On the other hand, the Company Form No. 8 notifying the registrar of companies of the change of directors and giving their particulars as well as the resolution to sell shares of the 2nd & 3rd respondents were prepared on 29th April 2013 and filed on 3rd May 2013.


According to the return of warrant filed by the court bailiff on 17th July 2013, by the time he proceeded to the 1st respondent’s business premises the coffee in the store had already been sold and the 1st respondent’s business offices had relocated to an unknown location. It is also noteworthy that this court had earlier granted an informal application to serve the respondents by substituted service for the same reason that their offices had been relocated and the applicants did not know where they shifted to. For that reason, the applicants have not been able to find the 1st respondent’s new business premises and consequently, the decree has never been executed.
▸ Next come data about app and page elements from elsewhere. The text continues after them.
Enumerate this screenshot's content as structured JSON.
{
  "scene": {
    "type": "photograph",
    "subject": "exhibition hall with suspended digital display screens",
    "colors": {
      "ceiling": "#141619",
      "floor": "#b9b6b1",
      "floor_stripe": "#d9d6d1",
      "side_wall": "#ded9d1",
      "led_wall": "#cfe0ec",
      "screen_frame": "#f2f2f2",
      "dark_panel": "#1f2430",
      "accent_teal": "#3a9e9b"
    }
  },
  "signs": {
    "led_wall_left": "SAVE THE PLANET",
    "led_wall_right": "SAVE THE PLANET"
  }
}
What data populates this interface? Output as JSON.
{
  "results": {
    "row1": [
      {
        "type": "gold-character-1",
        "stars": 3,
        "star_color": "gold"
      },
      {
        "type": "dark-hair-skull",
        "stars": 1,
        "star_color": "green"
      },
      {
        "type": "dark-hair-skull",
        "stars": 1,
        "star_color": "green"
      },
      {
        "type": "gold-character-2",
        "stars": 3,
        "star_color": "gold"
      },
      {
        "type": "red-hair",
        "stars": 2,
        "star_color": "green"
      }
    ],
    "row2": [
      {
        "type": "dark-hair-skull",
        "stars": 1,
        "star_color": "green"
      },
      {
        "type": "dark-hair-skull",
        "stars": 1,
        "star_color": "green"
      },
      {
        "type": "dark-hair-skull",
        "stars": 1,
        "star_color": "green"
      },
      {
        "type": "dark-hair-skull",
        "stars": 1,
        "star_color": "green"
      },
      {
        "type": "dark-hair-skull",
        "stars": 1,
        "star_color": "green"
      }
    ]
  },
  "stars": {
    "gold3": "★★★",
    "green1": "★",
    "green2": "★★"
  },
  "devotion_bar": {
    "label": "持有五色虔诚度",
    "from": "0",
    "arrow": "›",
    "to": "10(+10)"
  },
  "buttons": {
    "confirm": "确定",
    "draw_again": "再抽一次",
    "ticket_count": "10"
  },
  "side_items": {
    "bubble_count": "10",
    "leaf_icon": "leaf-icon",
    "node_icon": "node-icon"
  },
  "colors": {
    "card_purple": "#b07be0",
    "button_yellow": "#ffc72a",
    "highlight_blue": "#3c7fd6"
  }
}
The fundamental question that comes to mind is, whether the change of shareholding/directorship of the 1st respondent company and the relocation of its business premises is a mere coincidence or it was intended to defeat the applicants’ claim. I will answer this question shortly after dealing with another matter of concern as I do below.


I must point out that counsel for the 1st respondent attempted to adduce evidence from the bar that were never contained in the affidavit in support of this application. To that end, he even tried to smuggle some documents through the back door by attaching them to his submission to prove that the 1st respondent has no property of its own but the 2nd and 3rd respondents would use their properties to secure its loans or debentures. This was a strange procedure unknown to this court and for that matter I ignored those documents.
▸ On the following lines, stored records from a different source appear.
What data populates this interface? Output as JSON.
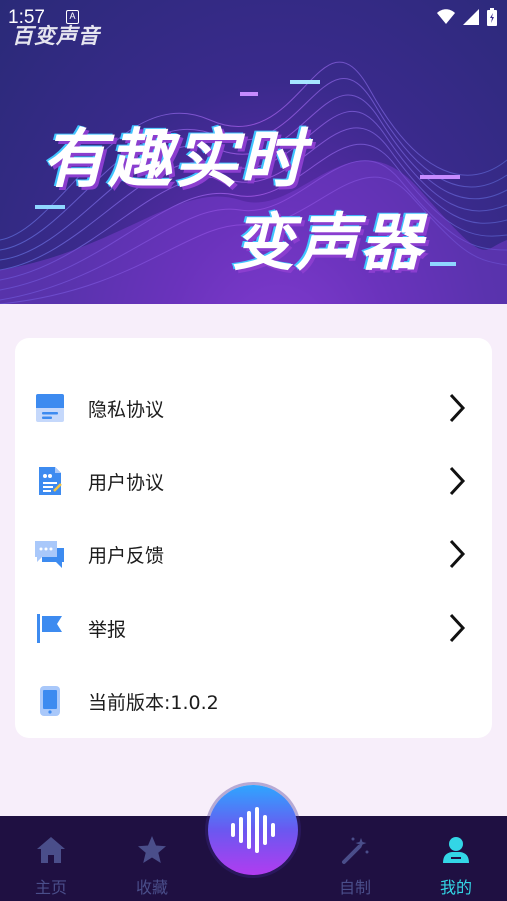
{
  "status_bar": {
    "time": "1:57",
    "notification_glyph": "A"
  },
  "banner": {
    "app_name": "百变声音",
    "headline_line1": "有趣实时",
    "headline_line2": "变声器"
  },
  "menu": {
    "items": [
      {
        "label": "隐私协议",
        "icon": "save-doc-icon",
        "has_chevron": true
      },
      {
        "label": "用户协议",
        "icon": "contract-doc-icon",
        "has_chevron": true
      },
      {
        "label": "用户反馈",
        "icon": "chat-bubbles-icon",
        "has_chevron": true
      },
      {
        "label": "举报",
        "icon": "flag-icon",
        "has_chevron": true
      },
      {
        "label": "当前版本:1.0.2",
        "icon": "phone-icon",
        "has_chevron": false
      }
    ]
  },
  "bottom_nav": {
    "items": [
      {
        "label": "主页",
        "icon": "home-icon",
        "active": false
      },
      {
        "label": "收藏",
        "icon": "star-icon",
        "active": false
      },
      {
        "label": "自制",
        "icon": "magic-wand-icon",
        "active": false
      },
      {
        "label": "我的",
        "icon": "user-icon",
        "active": true
      }
    ],
    "center_button_icon": "sound-wave-icon"
  },
  "colors": {
    "accent_active": "#33d6e6",
    "nav_background": "#1f1042",
    "nav_inactive": "#4a4e8a",
    "page_background": "#f7eefa",
    "icon_blue": "#3d8bf0"
  }
}
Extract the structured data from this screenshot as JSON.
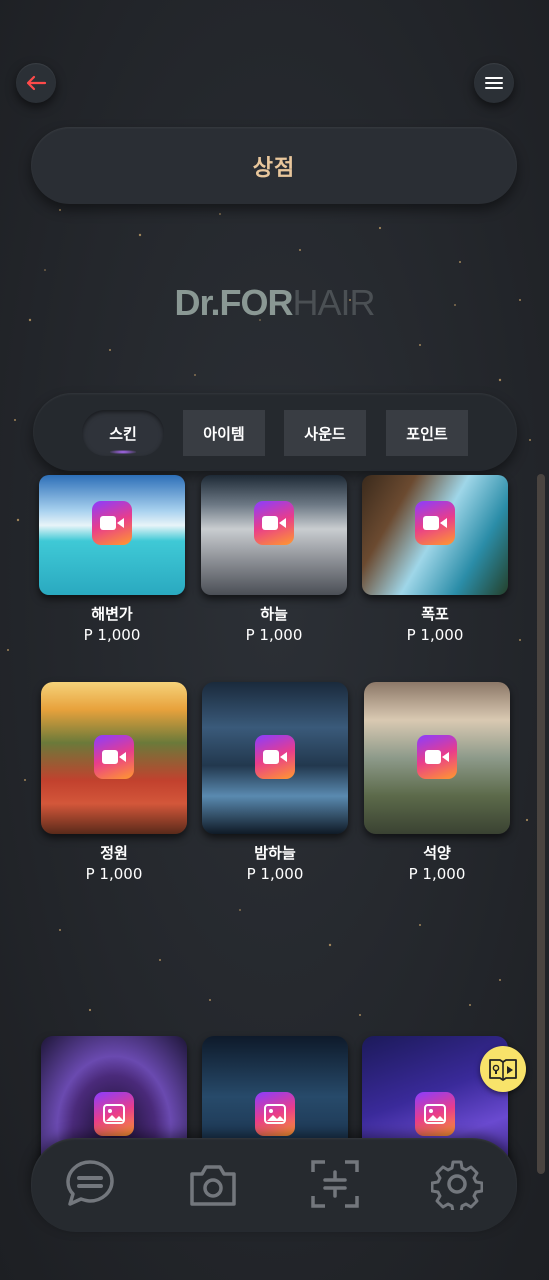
{
  "header": {
    "title": "상점",
    "back_icon": "arrow-left-icon",
    "menu_icon": "hamburger-menu-icon"
  },
  "brand": {
    "part1": "Dr.FOR",
    "part2": "HAIR"
  },
  "tabs": [
    {
      "label": "스킨",
      "active": true
    },
    {
      "label": "아이템",
      "active": false
    },
    {
      "label": "사운드",
      "active": false
    },
    {
      "label": "포인트",
      "active": false
    }
  ],
  "items": [
    {
      "name": "해변가",
      "price": "P 1,000",
      "type": "video"
    },
    {
      "name": "하늘",
      "price": "P 1,000",
      "type": "video"
    },
    {
      "name": "폭포",
      "price": "P 1,000",
      "type": "video"
    },
    {
      "name": "정원",
      "price": "P 1,000",
      "type": "video"
    },
    {
      "name": "밤하늘",
      "price": "P 1,000",
      "type": "video"
    },
    {
      "name": "석양",
      "price": "P 1,000",
      "type": "video"
    },
    {
      "name": "",
      "price": "",
      "type": "image"
    },
    {
      "name": "",
      "price": "",
      "type": "image"
    },
    {
      "name": "",
      "price": "",
      "type": "image"
    }
  ],
  "bottom_nav": [
    {
      "icon": "chat-bubble-icon"
    },
    {
      "icon": "camera-icon"
    },
    {
      "icon": "scan-icon"
    },
    {
      "icon": "gear-icon"
    }
  ],
  "colors": {
    "title": "#e9c79c",
    "accent": "#b16cff",
    "guide": "#f8e36a"
  }
}
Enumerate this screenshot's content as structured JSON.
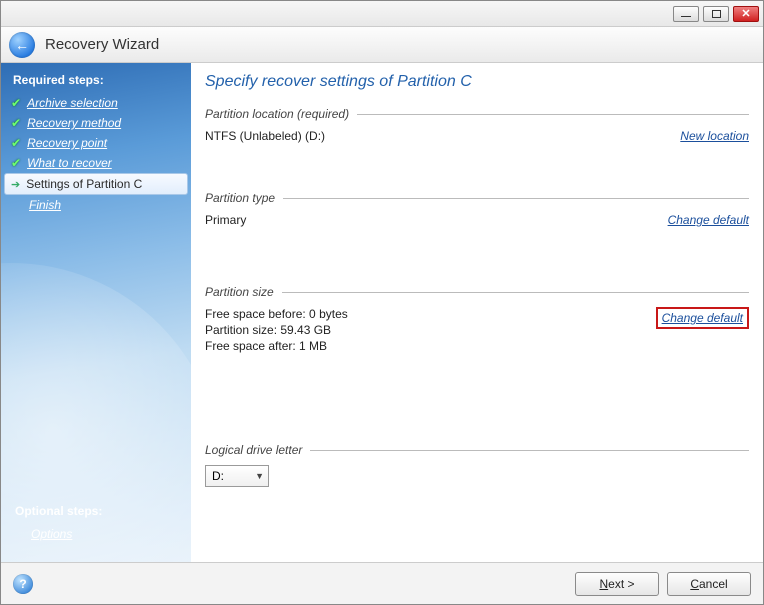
{
  "header": {
    "title": "Recovery Wizard"
  },
  "sidebar": {
    "required_title": "Required steps:",
    "items": [
      {
        "label": "Archive selection",
        "done": true,
        "current": false
      },
      {
        "label": "Recovery method",
        "done": true,
        "current": false
      },
      {
        "label": "Recovery point",
        "done": true,
        "current": false
      },
      {
        "label": "What to recover",
        "done": true,
        "current": false
      },
      {
        "label": "Settings of Partition C",
        "done": false,
        "current": true
      },
      {
        "label": "Finish",
        "done": false,
        "current": false
      }
    ],
    "optional_title": "Optional steps:",
    "optional_items": [
      {
        "label": "Options"
      }
    ]
  },
  "main": {
    "title": "Specify recover settings of Partition C",
    "location": {
      "label": "Partition location (required)",
      "value": "NTFS (Unlabeled) (D:)",
      "link": "New location"
    },
    "ptype": {
      "label": "Partition type",
      "value": "Primary",
      "link": "Change default"
    },
    "psize": {
      "label": "Partition size",
      "free_before": "Free space before: 0 bytes",
      "size": "Partition size: 59.43 GB",
      "free_after": "Free space after: 1 MB",
      "link": "Change default"
    },
    "drive": {
      "label": "Logical drive letter",
      "value": "D:"
    }
  },
  "footer": {
    "next": "Next >",
    "cancel": "Cancel"
  }
}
Despite the above observations, it is clear that the 1st respondent is unable to pay the applicants and there are steps taken by the 2nd and 3rd respondents who are persons behind that company to frustrate the applicants from receiving the fruit of their decree. I find those actions of the 2nd and 3rd respondents not innocent given the timing. It could not have been a mere coincidence. That was, in my view, fraudulent trading as was stated in R v Graham (1984) QB.675. In that case it was held that a person is guilty of fraudulent trading if he has no reason to believe that the company will be able to pay its creditors in full by the dates when the respective debts become due or within a short time thereafter.


In Salim Jamal & 2 Others v Uganda Oxygen Ltd & 2 Others (1997) II KALR 38 the Supreme Court held that corporate personality cannot be used as a cloak or mask for fraud. Where this is shown to be the case the veil of incorporation may be lifted to ensure that justice is done and the court does not look helplessly in the face of such fraud.
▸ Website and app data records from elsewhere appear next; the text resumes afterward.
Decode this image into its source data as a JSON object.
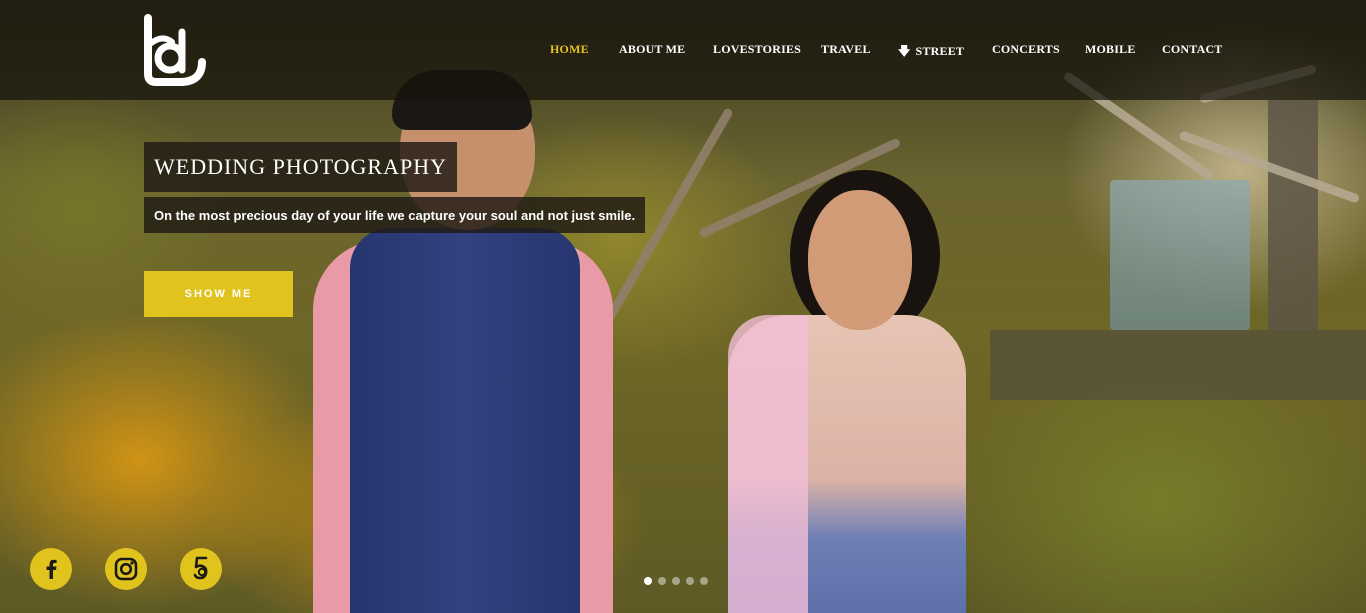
{
  "brand": {
    "logo_icon": "kd-monogram-logo",
    "logo_color": "#ffffff"
  },
  "nav": {
    "items": [
      {
        "label": "HOME",
        "active": true
      },
      {
        "label": "ABOUT ME",
        "active": false
      },
      {
        "label": "LOVESTORIES",
        "active": false
      },
      {
        "label": "TRAVEL",
        "active": false
      },
      {
        "label": "STREET",
        "active": false,
        "icon": "arrow-down-icon"
      },
      {
        "label": "CONCERTS",
        "active": false
      },
      {
        "label": "MOBILE",
        "active": false
      },
      {
        "label": "CONTACT",
        "active": false
      }
    ]
  },
  "slide": {
    "title": "WEDDING PHOTOGRAPHY",
    "subtitle": "On the most precious day of your life we capture your soul and not just smile.",
    "cta_label": "SHOW ME",
    "active_index": 0,
    "total": 5
  },
  "social": [
    {
      "name": "facebook-icon"
    },
    {
      "name": "instagram-icon"
    },
    {
      "name": "500px-icon"
    }
  ],
  "colors": {
    "accent": "#e1c31e",
    "header_bg": "#16140c",
    "text": "#ffffff"
  }
}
The evidence brought before this court as discussed above proves that the 2nd and 3rd respondents are using the 1st respondent company to trade well knowing that it will not fully pay its creditors. In effect they are using it as a mask to defraud the applicants of the proceeds of their coffee which they supplied and were not fully paid for. Therefore this court cannot look helplessly in the face of that fraud and allow the 2nd and 3rd respondents to get away with it.


In the circumstances, I would in the interest of justice allow this application by lifting the veil of incorporation of the 1st respondent company and it is accordingly lifted. Since there is proof that the 2nd and 3rd respondents were its shareholders and directors when the debt was incurred and subsequently when the judgment was obtained and the decree issued, they should become liable for that decretal sum.


In the result, it is ordered that the 2nd and 3rd respondents shall jointly and severally pay the sum of UGX 163,277,000/= plus interest at 22% and costs of the suit pursuant to the decree in HCCS No. 502 of 2012 given under the hand and seal of this court on the 20th day of March 2013.


Costs of this application are awarded to the applicants.


I so order.


Dated and signed this ….day of November 2015.



Hellen Obura